International football is rubbish
England’s turgid performance against Wales at Wembley on Tuesday night was simply the latest in a very long line of mediocrity from Fabio Capello’s side. Plus ça change, no matter the coach, of course. It is now so long since England put in a genuinely exciting performance that fans under the age of 20 are unlikely to remember it. (England 4-1 Holland, Wembley, 1996, for those who can’t).
Yet, it is not solely England that fails to thrill on the international stage, even if Capello’s men offer a particularly unique brand of insomnia-inducing fare. Indeed, international football is now such a poor cousin to the latter stages of the Champions League that it is genuinely hard to muster any excitement for the non-club game. Last summer’s FIFA World Cup in South Africa was a much discussed case in point, of course, with 64 matches of dull, uninspiring, negative and often disjointed football performed by shattered players.
Even the tournament’s deserved winners Spain, with a plethora of Barcelona-bred tika-taka stars, failed to truly spark into the thrilling brand of the game served up by the nation’s champion club. The final, which descended into a level of thuggery rarely witnessed at the game’s highest level, seemed a good précis for the tournament as a whole, where negativity was the dominant emotion.
Yet the World Cup finals tournament is by no means the worst of international football. That, seemingly, belongs to the European qualifying tournaments; a never-ending cycle of the depressingly familiar and homogeneous. Replete with the endlessly mediocre, Euro-zone qualification for European Nations Championships and World Cups now rarely delivers excellence.
Perhaps not helped by the vast expansion in teams from Eastern Europe, and the very real need to improve standards in some of Europe’s smaller nations, but there are now so few games of genuine quality during qualification that fans are deserting in droves. Wembley, more than 13,000 short of capacity for the international equivalent of a local derby, was one of the fuller European grounds this week.
Just 16,000 watched World champions Spain and there were only 8,000 for Italy;s match in Genoa. In Russia the giant Luzhniki remained half-full – or empty depending on your persuasion – for matches with Ireland and Macedonia.

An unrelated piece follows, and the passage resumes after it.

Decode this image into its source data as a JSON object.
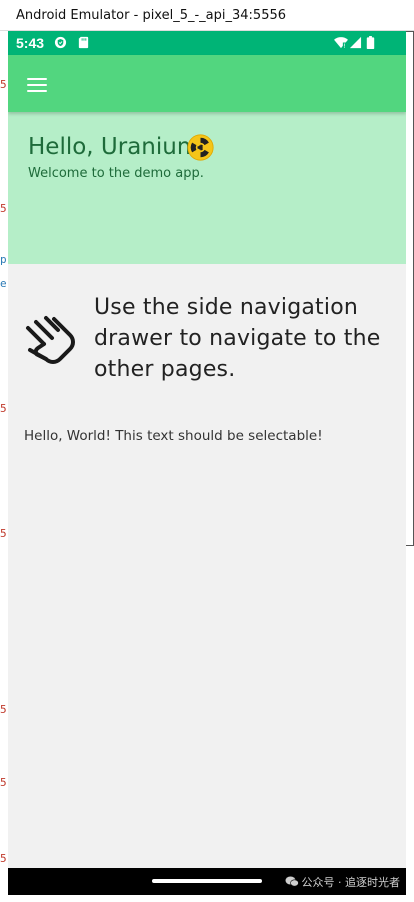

Only in Germany, where fans enjoy a buoyant national team and reasonable prices, was the ground bursting at the seams this week.
With mercy perhaps, the game’s club administrators have decided to put down the suffering beast. Well, end a third of meaningless international friendlies that have become a never-ending excuse for ‘experimentation’ that cheats supporters with a carousel of substitutions and disruption.
Manchester United chief executive David Gill, in his dual role both on the Football Association board and as a leading member of the European Club Association (ECA), led the charge this week in attempting to reduce international friendlies from 21 every two years to 14.
“These topics have been discussed at length,” said Gill, an ECA board member.
The ECA hopes to reduce the number of single dates and “end friendlies in August and June and reducing it to meaningful games plus the Euros and the World Cup. Ideally we would have six double dates over the period. That gives the right balance while being a reduction for the interests of the national teams against what the clubs want.
“Six games a year is the best from a club point of view. Before Euro 2012 we have to release players two weeks before the tournament and there is space for two or three friendly matches then.”
The proposed changes are born of club self-service but, if enacted,will have the positive effect of ensuring no future summer friendlies that add little to the calendar and increase the burden on the best players. Tournament football will remain unaffected, although the ECA is on an unwavering path to extract ever more compensation for the players used in international football.
None of this guarantees an increase in quality though and international managers may well be faced with even less time to construct fluid teams. Perhaps that is irrelevant. After all, Capello has largely wasted three years and £18 million in salary deploying the same failed strategy and players as his predecessors. The ‘golden generatio’n now an allegory for the handcuffs around each successive national team coach.
Indeed, on Tuesday against Wales Capello ignored calls to rely on the youthful zest of Phil Jones, Tom Cleverley and others. Instead, back came 33-year-old Frank Lampard to anchor, alongside Gareth Barry and James Milner, one of the biggest-boned English midfields in recent times. No surprises in the glacial speed of England’s movement then, with 117 FIFA-ranked Wales genuinely unlucky not to snatch a late point.
England round off qualification against Montenegro in Podgorica next month before Capello embarks on an eight month farewell tour that is likely to take in a plethora of utterly meaningless friendlies before England bow out of Euro2012 in Poland and Ukraine at the first knock-out stage.
Mercifully, just in time some might say, there is United away at the Reebok this weekend to distract. And for once Sir Alex Ferguson may have escaped international fortnight with no fresh injuries.